Marian Johnson, Chief Executive at the Ministry of Awesome, which set up the accelerator, is clear about her goals. “Electrify Accelerator is about providing a real opportunity for some of the talented high-growth woman-led start-ups which are at the right stage of their venture development to take part in the programme.” 

The University of Auckland Business School is another key contributor to building female capability. Last year, Theresa Gattung injected $2.5 million there to create a Chair for Women in Entrepreneurship leading a Centre for Enterprising Women. As noted above, Gattung is a strong voice for equality in the ecosystem, not only as founder of Coralus but also as a cornerstone investor in the ArcAngels Fund II.  

A strong community 

There’s no shortage of Auckland-based, nationwide and online communities that female funders and founders can join. NZGCP has a great list of resources that offshore investors and other interested parties will find insightful and useful. 

Watch this space 

With this level of female-focused capital, resources and support available, we anticipate strong growth in the number of female-led ventures presenting exciting opportunities for investment.  

Auckland’s female entrepreneurs are working in almost every sector, but there’s a real buzz around those emerging in financial services, specifically fintech, when automation data and AI is applied to accounting. Education technology, marketing technology and human resources–based start-ups are also notable for the number of women starting new ventures. And in a powerful demonstration that the sky’s the limit for women, there are aerospace founders such as Fia Jones, whose Auckland-based company Astrix Aeronautics is working with Rocket Lab.  

Our next article on the female entrepreneurial ecosystem in Auckland will speak with female founders Irina Miller of Daisy Lab and Sarah Balle from Supie and female funders guiding the venture capital decisions.  

Find out more

Contact our team to learn more about investment opportunities in Auckland, New Zealand.

DISCLAIMER: This article provides general information on potential investment opportunities in Auckland and is not intended to be used as a substitute for financial advice.

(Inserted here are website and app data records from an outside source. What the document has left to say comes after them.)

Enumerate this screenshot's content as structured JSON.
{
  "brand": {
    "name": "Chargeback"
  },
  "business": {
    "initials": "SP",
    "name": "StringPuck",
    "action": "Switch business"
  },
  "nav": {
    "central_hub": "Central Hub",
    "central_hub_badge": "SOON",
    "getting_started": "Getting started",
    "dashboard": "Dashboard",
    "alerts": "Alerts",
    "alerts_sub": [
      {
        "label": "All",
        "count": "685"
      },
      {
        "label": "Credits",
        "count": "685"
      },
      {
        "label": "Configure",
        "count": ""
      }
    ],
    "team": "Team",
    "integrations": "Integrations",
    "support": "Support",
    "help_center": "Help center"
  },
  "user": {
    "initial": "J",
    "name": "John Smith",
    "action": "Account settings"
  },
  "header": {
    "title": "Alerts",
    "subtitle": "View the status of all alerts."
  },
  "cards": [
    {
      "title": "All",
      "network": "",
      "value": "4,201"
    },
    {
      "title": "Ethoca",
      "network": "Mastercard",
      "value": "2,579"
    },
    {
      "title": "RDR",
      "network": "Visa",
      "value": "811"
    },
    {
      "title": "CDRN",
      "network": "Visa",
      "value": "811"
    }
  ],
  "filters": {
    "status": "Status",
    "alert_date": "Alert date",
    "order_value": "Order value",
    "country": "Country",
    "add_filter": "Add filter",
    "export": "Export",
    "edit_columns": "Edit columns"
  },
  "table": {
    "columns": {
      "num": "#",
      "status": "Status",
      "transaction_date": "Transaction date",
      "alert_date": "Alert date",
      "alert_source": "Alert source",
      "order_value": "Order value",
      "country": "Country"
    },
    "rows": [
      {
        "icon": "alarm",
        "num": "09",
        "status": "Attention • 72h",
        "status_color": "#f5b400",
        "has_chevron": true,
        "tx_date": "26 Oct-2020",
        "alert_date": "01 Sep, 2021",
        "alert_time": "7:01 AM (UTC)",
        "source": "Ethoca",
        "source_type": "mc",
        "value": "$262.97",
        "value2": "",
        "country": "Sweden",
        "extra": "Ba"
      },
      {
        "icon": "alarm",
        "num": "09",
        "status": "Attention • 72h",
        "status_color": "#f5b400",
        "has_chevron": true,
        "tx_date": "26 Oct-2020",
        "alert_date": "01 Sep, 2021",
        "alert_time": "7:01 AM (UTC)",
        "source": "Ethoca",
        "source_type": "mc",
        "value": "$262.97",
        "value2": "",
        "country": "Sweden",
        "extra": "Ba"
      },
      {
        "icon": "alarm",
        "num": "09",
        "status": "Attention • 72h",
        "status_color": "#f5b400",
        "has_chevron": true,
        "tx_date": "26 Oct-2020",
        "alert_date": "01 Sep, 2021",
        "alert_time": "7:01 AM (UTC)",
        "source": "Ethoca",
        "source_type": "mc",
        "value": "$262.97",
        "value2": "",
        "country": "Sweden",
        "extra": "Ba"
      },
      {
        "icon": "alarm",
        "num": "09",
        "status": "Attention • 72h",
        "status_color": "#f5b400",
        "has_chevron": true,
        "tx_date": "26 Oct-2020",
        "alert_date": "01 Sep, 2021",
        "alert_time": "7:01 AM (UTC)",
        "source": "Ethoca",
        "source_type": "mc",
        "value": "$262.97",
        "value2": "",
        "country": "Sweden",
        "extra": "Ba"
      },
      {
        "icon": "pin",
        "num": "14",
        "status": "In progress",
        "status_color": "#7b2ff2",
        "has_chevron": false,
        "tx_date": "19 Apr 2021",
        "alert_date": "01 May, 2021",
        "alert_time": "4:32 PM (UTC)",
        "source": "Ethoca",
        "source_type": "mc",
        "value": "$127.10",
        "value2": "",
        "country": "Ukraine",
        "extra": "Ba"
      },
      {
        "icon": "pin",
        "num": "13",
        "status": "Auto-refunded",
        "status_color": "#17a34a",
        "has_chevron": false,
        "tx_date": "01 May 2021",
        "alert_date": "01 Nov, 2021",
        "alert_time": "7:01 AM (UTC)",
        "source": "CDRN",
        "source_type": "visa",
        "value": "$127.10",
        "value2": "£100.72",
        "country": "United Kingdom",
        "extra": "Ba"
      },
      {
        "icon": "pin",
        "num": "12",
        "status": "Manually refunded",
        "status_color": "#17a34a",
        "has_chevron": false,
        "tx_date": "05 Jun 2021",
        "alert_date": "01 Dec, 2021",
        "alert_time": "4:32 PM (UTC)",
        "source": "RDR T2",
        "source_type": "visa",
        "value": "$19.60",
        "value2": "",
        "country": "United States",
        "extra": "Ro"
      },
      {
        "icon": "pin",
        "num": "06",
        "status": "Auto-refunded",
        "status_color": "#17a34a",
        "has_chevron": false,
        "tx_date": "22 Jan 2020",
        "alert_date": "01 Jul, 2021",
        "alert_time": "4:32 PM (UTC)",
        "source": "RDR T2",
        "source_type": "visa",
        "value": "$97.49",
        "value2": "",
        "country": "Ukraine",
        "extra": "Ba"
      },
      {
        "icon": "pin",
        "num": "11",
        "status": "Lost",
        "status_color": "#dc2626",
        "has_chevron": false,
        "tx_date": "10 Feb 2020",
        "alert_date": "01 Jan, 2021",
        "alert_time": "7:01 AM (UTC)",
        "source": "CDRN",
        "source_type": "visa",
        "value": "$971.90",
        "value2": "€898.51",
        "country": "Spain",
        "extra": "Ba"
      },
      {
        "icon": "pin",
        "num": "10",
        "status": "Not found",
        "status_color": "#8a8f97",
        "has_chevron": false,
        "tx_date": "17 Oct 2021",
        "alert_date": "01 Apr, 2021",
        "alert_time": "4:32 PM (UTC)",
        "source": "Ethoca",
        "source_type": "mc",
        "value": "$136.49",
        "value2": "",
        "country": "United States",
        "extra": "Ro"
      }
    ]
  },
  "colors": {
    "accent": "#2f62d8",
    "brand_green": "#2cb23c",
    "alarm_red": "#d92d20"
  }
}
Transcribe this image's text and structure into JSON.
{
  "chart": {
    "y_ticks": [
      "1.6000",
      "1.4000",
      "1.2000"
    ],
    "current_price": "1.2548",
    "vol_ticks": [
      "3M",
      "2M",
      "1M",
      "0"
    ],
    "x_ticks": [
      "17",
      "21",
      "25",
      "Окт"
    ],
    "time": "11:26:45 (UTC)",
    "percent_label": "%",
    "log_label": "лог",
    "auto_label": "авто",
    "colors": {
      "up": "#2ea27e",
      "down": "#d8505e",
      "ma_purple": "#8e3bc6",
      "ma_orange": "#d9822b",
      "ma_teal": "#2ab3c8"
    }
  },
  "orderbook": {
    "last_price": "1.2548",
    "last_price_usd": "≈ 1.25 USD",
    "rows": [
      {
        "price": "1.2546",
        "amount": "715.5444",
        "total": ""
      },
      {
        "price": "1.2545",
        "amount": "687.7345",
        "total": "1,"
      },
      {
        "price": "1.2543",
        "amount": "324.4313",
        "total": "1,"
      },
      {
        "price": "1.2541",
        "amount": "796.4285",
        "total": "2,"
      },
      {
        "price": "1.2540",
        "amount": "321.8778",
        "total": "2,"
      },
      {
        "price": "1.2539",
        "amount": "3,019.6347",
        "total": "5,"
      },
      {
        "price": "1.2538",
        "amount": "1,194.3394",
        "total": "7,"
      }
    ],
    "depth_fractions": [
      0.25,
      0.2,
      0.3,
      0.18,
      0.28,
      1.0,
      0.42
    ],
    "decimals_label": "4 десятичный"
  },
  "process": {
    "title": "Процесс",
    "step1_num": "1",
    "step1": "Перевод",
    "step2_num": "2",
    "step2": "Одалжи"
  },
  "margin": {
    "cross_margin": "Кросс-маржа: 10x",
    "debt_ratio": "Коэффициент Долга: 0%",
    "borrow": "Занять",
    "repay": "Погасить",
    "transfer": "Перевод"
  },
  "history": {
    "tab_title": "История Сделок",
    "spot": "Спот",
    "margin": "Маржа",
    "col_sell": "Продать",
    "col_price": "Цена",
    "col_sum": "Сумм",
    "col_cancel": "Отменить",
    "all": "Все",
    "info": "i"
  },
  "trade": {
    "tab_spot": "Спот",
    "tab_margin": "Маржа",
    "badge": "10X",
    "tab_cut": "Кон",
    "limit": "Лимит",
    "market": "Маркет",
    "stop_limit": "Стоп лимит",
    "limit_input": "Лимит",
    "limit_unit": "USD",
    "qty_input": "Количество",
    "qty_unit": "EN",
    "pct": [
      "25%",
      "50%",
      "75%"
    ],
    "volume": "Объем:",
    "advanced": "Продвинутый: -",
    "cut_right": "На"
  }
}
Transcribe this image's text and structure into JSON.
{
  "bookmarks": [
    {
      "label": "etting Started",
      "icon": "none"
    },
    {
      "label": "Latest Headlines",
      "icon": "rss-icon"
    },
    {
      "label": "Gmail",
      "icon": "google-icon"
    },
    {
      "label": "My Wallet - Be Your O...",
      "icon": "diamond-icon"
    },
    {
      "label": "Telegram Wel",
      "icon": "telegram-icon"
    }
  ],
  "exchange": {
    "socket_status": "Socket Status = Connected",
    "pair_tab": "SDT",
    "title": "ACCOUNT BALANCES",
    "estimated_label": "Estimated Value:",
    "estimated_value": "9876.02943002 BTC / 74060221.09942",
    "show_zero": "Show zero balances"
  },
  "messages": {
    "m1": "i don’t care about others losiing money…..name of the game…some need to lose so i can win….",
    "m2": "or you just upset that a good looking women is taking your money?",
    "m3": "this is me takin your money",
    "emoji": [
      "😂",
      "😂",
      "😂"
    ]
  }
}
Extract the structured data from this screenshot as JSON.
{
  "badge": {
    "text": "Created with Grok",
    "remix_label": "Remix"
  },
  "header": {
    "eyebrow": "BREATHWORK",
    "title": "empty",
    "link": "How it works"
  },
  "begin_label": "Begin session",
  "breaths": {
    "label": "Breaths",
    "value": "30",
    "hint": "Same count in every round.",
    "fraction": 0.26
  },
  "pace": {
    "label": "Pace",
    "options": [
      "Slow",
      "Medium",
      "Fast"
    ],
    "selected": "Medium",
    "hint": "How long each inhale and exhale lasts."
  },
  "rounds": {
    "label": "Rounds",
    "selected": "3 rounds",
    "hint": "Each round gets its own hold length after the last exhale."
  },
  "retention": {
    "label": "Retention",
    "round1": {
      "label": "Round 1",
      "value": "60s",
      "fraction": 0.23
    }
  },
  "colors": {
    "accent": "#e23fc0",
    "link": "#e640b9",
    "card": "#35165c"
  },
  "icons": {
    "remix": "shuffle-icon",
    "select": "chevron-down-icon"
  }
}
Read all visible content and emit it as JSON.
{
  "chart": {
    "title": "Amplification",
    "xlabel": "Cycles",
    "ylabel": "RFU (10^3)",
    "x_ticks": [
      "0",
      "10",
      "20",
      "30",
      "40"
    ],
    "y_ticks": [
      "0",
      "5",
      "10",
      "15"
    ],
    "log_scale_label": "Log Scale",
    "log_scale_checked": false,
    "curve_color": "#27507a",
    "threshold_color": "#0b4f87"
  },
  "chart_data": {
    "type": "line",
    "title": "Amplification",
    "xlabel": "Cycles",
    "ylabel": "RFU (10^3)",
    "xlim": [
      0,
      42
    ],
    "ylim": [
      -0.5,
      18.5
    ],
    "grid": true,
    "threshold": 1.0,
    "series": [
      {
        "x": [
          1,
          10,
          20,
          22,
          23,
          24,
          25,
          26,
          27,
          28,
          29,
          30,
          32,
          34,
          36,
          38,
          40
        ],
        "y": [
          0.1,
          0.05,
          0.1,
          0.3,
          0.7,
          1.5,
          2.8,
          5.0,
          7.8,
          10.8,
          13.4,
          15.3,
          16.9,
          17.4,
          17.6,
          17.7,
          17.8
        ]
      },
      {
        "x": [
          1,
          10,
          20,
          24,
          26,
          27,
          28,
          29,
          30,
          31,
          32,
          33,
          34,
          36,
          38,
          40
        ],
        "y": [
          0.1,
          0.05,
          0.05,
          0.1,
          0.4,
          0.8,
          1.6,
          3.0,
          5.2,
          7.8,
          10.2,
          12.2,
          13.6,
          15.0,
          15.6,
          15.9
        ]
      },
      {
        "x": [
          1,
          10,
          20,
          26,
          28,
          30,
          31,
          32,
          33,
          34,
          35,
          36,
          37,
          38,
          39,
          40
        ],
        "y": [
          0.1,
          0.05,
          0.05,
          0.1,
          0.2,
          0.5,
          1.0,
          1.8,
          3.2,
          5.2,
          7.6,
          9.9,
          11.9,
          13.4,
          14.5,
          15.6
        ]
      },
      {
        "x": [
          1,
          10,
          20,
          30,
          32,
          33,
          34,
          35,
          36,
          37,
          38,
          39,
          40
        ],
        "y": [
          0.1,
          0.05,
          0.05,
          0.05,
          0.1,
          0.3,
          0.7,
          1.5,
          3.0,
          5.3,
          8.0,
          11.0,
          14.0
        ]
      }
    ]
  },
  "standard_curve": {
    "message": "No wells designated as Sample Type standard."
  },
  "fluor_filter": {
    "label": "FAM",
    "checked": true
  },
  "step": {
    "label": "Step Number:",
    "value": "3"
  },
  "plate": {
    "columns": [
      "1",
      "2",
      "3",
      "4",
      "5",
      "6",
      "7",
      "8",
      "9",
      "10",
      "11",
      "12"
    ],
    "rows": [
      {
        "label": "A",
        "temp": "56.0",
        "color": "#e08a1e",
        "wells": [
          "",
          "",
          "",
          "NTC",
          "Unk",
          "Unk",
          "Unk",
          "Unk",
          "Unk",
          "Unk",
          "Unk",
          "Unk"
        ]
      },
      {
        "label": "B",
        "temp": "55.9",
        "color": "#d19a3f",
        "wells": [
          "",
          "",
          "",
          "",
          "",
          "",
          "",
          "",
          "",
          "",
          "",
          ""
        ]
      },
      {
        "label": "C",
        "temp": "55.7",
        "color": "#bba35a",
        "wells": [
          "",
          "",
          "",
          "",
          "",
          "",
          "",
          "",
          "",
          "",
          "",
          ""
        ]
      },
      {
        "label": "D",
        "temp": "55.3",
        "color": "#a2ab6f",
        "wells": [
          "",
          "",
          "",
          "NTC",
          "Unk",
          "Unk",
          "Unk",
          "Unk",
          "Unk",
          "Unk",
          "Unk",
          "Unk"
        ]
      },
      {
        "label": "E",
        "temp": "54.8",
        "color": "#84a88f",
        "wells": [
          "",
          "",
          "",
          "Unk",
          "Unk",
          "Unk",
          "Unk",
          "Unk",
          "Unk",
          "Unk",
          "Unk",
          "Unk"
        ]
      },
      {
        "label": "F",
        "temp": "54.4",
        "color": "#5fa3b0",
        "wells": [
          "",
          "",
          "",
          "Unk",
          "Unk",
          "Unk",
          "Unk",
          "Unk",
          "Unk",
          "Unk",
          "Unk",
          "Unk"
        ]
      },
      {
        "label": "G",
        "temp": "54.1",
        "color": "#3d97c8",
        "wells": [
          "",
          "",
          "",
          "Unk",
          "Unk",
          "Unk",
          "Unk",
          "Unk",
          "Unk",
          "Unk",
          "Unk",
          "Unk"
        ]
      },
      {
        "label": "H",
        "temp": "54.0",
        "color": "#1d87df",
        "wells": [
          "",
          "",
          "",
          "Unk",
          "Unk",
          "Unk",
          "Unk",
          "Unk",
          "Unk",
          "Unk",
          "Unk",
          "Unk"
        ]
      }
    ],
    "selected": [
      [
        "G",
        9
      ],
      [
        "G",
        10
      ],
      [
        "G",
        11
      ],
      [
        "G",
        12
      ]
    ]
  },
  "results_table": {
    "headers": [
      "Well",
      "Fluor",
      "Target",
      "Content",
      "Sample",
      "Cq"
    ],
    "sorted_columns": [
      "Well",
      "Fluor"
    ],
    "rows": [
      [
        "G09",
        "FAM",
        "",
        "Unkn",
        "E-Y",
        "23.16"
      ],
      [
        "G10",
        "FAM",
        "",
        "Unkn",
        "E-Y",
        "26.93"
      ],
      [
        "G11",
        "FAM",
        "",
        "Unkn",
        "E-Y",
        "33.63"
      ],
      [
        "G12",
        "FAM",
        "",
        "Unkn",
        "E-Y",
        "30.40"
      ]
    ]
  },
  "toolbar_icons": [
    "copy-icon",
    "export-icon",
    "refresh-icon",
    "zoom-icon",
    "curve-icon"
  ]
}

The views and opinions expressed are those of the relevant author, and do not necessarily reflect the views of Tātaki Auckland Unlimited. Tātaki Auckland Unlimited disclaims all liability in connection with any action that may be taken in reliance of this article, and for any error, deficiency, flaw or omission contained in it.